Toni Morrison’s 1981 novel Tar Baby can be seen as a fictional examination of questions raised by the changes brought about in African American communities and their consciousness by the Civil Rights Movements. Like most Morrison novels, Tar Baby deploys folklore and vernacular language to foreground her concerns with identity, oppression and subversion. The novel constitutes of dialogues that are both interracial, challenging the White American’s ordering of the world as well as intra-racial where the confrontation is between a privileged black middle class materialism and the vernacular discourse of the folk community. The novel begins with a dedication that reads: The ‘ancient properties’ here is an important phrase because it alludes to
Carly McDonald 4-15-16 Period D Langston Hughes Intro Opening statement Thesis Backround Info Childhood Adult hood Entering into poetry Poems Poetry history Poetry themes Quotes Conclusion Langston Hughes is known for being the poet, novelist, and playwright whose African American themes enabled him to be a primary contributor to the Harlem Renaissance[endnoteRef:1].2 Langston Hughes poems were answers to his father?s strongly negative attitude about African Americans. Langston Hughes was born in Joplin, Missouri, February 1, 1902. His father was a businessman and left to find employment in Cuba and then Mexico[endnoteRef:2]6. Hughes lived with his grandmother in Lawrence,
She has been an active reformist and social worker and has been a part of various reforms and movements organised in favour of the oppressed or the ‘social outcasts’. Being an Afro-American writer it is, but, natural that she vividly represents the culture and the social life of the ‘Black’ people.

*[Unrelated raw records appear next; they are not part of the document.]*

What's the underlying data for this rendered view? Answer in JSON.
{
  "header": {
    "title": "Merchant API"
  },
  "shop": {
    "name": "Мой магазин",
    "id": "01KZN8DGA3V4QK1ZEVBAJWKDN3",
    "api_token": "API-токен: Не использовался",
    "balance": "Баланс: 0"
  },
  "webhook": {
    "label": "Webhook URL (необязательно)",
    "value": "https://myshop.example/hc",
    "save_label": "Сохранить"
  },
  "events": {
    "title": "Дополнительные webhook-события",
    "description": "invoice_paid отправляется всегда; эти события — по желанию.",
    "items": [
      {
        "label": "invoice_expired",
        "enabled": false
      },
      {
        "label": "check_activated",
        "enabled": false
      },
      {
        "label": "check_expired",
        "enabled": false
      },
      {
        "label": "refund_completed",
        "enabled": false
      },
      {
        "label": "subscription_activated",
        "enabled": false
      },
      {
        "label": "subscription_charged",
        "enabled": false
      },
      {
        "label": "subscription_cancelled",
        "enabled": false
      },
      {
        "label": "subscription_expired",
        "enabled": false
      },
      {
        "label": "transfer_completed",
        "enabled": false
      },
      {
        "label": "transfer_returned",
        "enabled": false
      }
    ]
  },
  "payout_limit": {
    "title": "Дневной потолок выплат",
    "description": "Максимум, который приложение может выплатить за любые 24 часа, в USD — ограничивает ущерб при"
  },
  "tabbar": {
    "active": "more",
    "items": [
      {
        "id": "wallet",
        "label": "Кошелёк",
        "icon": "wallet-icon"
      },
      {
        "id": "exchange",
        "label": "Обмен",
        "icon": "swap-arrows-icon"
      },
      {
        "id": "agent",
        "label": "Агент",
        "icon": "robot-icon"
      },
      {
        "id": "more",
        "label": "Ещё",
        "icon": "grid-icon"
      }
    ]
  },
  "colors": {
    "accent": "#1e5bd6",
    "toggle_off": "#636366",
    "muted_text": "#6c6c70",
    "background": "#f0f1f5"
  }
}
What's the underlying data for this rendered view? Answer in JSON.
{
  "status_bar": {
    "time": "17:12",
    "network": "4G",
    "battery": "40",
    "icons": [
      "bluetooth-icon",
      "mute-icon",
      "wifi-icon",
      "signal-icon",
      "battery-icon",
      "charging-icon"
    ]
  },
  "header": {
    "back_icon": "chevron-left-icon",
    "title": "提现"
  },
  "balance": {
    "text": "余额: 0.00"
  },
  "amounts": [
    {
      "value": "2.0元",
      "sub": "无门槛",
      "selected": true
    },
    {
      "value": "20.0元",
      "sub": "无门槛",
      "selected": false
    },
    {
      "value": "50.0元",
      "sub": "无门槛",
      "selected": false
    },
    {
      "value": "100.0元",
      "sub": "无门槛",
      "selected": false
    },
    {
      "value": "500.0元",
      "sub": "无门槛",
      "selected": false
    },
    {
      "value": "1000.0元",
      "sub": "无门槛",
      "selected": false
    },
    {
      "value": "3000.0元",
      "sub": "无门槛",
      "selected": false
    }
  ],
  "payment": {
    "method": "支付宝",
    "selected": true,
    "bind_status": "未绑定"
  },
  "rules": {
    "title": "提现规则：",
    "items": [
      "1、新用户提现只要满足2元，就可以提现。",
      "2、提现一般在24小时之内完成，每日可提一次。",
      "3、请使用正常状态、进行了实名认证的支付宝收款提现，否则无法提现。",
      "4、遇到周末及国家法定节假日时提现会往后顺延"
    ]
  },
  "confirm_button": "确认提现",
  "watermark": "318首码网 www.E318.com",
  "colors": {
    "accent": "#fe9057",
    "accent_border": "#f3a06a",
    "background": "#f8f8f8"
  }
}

But even while portraying the ‘blacks’, she is more concerned with the portrayal of the ‘Black Women’. Her focus or
Introduction Historically speaking, the collective enterprise we now know as African American or black literature is of rather recent vintage. In fact, the strong presence of African American literature has paved the way for the emergence of Native American, Asian American, and Chicano American streams of literature. African-American literature - produced in the United States by writers of African descent, begins with the works of 18th-century writers. Toni Morrison - a novelist who had set her fiction in key periods of black U.S. history, had dedicated her literary career to ensure that blacks experiencing slavery would not be left to the interpretation solely at the dictates of whites. The discrimination that continues to be the African American experience has brought forth in Morrison one of the most significant voices of her race and age.
In Maya Angelou’s poem “Still I Rise”, Angelou expressed her deprivation of equality as a black American living in America which was rife with racism. In addition, she was struggling against gender discrimination in those times to find a way to liberate herself and establish her identity as a back American woman through her poem. The tone of the poem is revolutionary, brave and